The government has announced to provide free treatment for the patients of sickle cell anemia which is very common among the people of the Tharu community. However, in reality, patients have not been able to get free checkup.
Bheri Provincial Hospital has established 'Sickle Cell' center. As per the announcement of the government, each patient suffering from this illness will be provided with medicines worth Rs 100,000. Dr Sanket Kumar Risal, information officer of the hospital, told Republica that the machine is not in a usable state since the past few months.
The machine was provided to the provincial hospital by Shishas Meditech Pvt Ltd, Durbarmarg, on contract basis. As the machine is produced by a French company, it cannot be repaired in Nepal, according to Sanjeev Chaudhary, medical lab technologist at the hospital.
"We have already informed the company about the problem in the machine but have received no response so far," said Chaudhary. Similarly, Lifotronic H9 HPLC machine provided by the District Public Health Office (DPHO), Banke, has been dumped in the store room since two years after it stopped working.

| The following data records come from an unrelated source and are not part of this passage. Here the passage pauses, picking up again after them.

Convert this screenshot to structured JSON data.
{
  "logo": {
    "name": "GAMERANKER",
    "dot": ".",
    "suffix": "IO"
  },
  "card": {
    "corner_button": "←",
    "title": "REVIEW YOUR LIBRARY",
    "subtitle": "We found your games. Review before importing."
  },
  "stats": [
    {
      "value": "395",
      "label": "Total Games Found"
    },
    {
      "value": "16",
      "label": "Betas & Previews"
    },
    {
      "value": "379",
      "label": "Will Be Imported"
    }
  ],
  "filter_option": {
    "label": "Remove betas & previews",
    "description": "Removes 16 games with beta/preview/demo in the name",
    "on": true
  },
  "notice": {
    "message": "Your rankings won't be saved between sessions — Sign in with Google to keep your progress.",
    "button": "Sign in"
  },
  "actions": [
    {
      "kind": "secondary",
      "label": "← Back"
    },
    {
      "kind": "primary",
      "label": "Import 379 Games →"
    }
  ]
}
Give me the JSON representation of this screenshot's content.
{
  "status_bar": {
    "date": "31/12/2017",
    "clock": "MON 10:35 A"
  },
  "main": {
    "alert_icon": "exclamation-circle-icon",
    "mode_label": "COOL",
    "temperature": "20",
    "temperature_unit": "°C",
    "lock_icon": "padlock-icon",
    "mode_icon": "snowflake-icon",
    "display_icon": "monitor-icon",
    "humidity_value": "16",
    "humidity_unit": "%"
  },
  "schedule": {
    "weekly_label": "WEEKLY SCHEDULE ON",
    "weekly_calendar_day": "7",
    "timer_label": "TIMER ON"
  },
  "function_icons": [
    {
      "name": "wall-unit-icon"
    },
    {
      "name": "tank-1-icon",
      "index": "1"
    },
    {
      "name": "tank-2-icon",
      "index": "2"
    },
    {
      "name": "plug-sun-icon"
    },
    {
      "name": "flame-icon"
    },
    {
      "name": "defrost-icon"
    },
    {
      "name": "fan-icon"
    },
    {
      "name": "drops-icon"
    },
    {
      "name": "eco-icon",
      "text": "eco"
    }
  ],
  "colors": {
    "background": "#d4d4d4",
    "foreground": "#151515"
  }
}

Another Lab Technologist Prachanda Sharma said, "We knew that the machine provided by the DPHO was not good but still they handed it over to us. It didn't work from the beginning and that's why it is in the store room right now."
As per the record maintained by the BPH, altogether 665 sickle cell patients have been provide with medicines worth Rs 100,000 as assured by the government.
Meanwhile, civil society leaders have pressurized the hospital to repair the machine as soon as possible. Dr Rupananda Adhikari, chief of the BPH, said that preparations are underway to take the machine to Kathmandu for repairing.
Sickle cell was first observed in Nepal some 15 years ago. Experts say people of indigenous tribe are prone to this disease. This disease is common among the people living in Banke, Bardiya, Kailali among other tarai districts.